m_jergovic_zagrebacke_kronikeJergović, Miljenko – Zagreb Chronicles

2010, pp. 315

Price: 800 RSD ($11)







About the author

Miljenko Jergović was born in 1966 in Sarajevo. Since 1993, he has been a resident of Zagreb. He is a prose writer, a poet and an essayist. He engaged in journalism during the second half of the nineties. His newspaper articles were published in te following books: Finding good Manners (Naći bonton, Yagreb 1998); Victims dreaming of a Great Victory in War (Žrtve sanjaju veliku ratnu pobedu, , Zagreb 2006; Readings in History (Historijska čitanka, Sarajevo 2001); and Readings in History 2 (Sarajevo – Zagreb 2004).


All the texts in this book were written for newspapers.
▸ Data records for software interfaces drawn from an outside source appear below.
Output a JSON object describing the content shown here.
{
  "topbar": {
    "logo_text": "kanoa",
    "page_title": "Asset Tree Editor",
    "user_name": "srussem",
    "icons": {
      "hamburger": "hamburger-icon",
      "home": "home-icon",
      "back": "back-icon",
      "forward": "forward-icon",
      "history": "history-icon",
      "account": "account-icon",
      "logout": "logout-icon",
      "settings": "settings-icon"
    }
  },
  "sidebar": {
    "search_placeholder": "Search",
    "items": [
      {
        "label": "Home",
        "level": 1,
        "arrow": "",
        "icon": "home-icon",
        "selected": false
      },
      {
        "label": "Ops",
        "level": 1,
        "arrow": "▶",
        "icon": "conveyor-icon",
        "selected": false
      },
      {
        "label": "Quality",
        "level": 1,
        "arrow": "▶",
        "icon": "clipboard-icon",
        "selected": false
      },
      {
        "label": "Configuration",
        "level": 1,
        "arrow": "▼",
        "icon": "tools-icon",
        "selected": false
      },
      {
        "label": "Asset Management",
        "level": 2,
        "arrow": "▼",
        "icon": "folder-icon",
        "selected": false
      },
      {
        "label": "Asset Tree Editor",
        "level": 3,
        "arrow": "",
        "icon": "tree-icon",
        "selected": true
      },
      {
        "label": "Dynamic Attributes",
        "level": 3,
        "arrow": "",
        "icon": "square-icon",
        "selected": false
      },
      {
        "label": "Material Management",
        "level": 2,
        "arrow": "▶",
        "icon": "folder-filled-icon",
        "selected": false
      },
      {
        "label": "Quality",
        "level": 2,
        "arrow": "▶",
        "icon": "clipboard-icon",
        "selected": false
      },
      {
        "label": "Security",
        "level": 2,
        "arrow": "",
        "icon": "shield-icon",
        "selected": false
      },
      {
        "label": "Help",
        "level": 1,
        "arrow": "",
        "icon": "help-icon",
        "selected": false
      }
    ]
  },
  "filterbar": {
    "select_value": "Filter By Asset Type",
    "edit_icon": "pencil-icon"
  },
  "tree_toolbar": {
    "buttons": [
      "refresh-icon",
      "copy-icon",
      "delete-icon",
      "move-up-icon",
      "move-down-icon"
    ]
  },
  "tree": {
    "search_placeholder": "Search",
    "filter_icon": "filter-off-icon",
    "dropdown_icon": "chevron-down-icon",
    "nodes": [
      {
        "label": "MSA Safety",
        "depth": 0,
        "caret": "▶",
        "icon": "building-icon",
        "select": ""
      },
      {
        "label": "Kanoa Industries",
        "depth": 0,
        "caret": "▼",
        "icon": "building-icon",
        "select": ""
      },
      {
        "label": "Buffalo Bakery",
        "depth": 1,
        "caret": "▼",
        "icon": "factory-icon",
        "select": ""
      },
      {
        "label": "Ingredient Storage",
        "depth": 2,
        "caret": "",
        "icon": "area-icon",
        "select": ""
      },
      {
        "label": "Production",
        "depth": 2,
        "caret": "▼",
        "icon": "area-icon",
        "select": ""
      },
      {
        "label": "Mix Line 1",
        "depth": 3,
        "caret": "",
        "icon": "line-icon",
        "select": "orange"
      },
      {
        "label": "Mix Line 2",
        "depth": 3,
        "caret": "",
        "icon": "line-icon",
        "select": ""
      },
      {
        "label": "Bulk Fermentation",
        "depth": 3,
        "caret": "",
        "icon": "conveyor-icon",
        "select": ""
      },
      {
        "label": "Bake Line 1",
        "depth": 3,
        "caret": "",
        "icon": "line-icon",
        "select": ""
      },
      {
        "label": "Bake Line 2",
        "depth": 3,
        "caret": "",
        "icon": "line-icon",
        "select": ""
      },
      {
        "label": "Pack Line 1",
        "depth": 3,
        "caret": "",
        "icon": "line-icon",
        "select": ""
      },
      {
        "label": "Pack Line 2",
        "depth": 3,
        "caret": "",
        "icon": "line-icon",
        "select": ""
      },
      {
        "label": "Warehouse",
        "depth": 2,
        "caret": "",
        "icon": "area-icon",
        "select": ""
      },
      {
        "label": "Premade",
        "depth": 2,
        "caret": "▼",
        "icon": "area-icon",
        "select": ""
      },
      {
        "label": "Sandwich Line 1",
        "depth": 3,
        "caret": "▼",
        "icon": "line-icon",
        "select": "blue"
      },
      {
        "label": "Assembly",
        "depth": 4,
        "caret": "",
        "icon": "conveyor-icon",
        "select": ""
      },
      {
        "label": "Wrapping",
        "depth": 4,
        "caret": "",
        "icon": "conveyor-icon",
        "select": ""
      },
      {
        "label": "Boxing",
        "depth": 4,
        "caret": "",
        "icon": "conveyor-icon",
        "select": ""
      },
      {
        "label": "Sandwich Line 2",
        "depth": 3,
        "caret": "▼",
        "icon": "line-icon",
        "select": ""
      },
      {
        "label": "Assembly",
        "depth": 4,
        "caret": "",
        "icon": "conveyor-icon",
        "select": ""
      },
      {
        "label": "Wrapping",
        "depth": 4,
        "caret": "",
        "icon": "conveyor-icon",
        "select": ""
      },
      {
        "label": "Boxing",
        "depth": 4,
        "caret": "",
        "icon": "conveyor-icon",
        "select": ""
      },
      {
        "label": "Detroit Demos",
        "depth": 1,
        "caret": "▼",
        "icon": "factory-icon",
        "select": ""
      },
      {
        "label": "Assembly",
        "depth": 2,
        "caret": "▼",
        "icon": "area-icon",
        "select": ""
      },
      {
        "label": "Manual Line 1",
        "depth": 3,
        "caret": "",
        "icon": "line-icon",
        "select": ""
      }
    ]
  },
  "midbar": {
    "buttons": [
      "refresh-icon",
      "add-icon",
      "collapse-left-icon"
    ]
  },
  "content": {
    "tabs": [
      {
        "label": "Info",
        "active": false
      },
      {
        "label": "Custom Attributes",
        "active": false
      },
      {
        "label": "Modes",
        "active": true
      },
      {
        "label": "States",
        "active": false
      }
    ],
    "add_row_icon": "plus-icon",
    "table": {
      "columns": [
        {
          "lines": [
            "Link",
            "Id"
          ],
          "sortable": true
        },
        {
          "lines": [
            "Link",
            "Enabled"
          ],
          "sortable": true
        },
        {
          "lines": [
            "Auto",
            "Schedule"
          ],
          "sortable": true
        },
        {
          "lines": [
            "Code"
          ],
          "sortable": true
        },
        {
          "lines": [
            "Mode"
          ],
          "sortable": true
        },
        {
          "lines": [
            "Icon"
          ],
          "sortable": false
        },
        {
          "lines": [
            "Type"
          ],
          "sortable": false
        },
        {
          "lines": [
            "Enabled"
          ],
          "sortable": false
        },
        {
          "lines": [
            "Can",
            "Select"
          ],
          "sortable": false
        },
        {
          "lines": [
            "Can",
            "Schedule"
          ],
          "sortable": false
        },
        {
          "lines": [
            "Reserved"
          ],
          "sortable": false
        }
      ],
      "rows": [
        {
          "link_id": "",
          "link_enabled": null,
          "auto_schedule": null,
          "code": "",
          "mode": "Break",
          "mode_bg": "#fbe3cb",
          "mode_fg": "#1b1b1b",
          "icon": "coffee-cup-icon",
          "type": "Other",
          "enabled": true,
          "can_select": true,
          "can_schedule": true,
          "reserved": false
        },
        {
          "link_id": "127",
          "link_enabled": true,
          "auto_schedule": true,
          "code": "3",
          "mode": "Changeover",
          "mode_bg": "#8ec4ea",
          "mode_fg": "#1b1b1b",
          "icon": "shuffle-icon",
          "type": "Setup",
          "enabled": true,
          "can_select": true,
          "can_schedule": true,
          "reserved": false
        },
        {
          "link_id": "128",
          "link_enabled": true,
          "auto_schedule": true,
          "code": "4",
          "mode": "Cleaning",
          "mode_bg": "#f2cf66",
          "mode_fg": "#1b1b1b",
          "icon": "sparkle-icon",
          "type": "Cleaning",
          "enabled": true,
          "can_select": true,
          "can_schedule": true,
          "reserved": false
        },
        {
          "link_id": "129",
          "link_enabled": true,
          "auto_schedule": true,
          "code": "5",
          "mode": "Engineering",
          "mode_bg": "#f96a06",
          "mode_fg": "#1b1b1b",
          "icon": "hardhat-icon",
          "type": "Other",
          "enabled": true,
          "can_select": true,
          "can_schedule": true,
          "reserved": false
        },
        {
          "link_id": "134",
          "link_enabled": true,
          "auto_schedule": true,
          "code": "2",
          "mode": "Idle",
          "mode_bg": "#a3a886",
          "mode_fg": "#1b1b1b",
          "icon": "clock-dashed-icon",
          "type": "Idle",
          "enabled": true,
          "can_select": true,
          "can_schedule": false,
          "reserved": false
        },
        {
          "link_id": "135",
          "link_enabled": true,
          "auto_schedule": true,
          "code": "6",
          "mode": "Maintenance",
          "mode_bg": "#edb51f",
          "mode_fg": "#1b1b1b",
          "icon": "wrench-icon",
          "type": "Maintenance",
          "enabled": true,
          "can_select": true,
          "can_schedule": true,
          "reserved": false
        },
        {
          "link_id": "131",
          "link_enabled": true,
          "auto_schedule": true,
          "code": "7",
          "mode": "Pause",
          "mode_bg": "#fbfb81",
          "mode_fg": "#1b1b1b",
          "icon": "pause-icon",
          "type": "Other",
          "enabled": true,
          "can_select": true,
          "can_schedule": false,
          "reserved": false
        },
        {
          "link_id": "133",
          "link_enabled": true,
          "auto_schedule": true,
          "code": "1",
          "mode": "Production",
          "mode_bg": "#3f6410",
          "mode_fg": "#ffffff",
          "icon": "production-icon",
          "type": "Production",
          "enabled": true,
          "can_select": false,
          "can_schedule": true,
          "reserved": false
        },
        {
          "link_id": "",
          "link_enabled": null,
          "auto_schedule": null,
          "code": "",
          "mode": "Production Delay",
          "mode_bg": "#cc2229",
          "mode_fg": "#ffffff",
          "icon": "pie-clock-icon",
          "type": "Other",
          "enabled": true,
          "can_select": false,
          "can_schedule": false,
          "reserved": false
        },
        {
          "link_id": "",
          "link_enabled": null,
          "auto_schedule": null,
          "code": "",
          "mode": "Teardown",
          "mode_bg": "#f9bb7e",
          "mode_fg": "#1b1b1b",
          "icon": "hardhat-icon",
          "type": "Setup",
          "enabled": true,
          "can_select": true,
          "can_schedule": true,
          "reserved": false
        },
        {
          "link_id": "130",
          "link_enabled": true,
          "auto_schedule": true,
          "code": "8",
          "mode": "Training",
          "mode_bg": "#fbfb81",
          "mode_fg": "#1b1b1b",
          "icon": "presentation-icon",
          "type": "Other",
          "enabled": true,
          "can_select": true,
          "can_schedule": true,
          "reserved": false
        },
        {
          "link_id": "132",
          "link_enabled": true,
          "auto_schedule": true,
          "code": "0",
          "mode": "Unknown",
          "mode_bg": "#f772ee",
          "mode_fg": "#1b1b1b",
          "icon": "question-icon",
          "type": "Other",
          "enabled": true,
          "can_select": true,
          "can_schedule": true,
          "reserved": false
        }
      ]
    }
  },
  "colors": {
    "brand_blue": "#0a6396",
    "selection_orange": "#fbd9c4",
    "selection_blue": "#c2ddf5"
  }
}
The first one, ”Can One Be a Muslim”, was first published under the same title in Jutarnji list (The Morning Paper), in its issue of Saturday, September 22 2001 11 days after the assault on WTC. It was followed by texts, written every week for Jutarnjui list (generally, for its Saturday issues), and for Globus (The Globe). The last one, entitled ”Krleža ili poslednji hrvatski Atenjanin” (Krleža ‘ The Last Croatian Athenian), was originally printed in Globus on December 29, 2006.

The exception are two texts:

”Žena koja je spaljivala veštice” (The Woman who Burned Witches), a column written for Globus, but refused by it.

”Stihovi za pomirenje” (Verses for a Reconciliation), an article printed in the Podgorica (Montenegro) based newspaper Pobjeda (Victory) on the occasion of the 12th anniversary of the Dubrovnik campaign by the Yugoslav People’s Army and voluteers from Montenegro. I have thereby broken my general resolution not to include in this book texts published outside Croatia  (between  2001 and 2006 I had published articles in Bosnia and Herzegovina, Serbia, Montenegro, Germany, and Italy), which I made for sentimental reasons. (Even though my views are the same wherever I publish a text, there are variations in style and emotional intensity among my writings, according to which group of  readers they were written for).  I made the exeption to my resolution by including Verses for Recociliation, because I was pleased to end that article with a poem by Milan Milišić, a Serbian and a Croatian, but in fact, a Dubrovnik poet.

The texts in this book are not ordered chronologically, but rather thematically. For that reason, the original publication dates are indicated only for the first and the last of them.

M. J.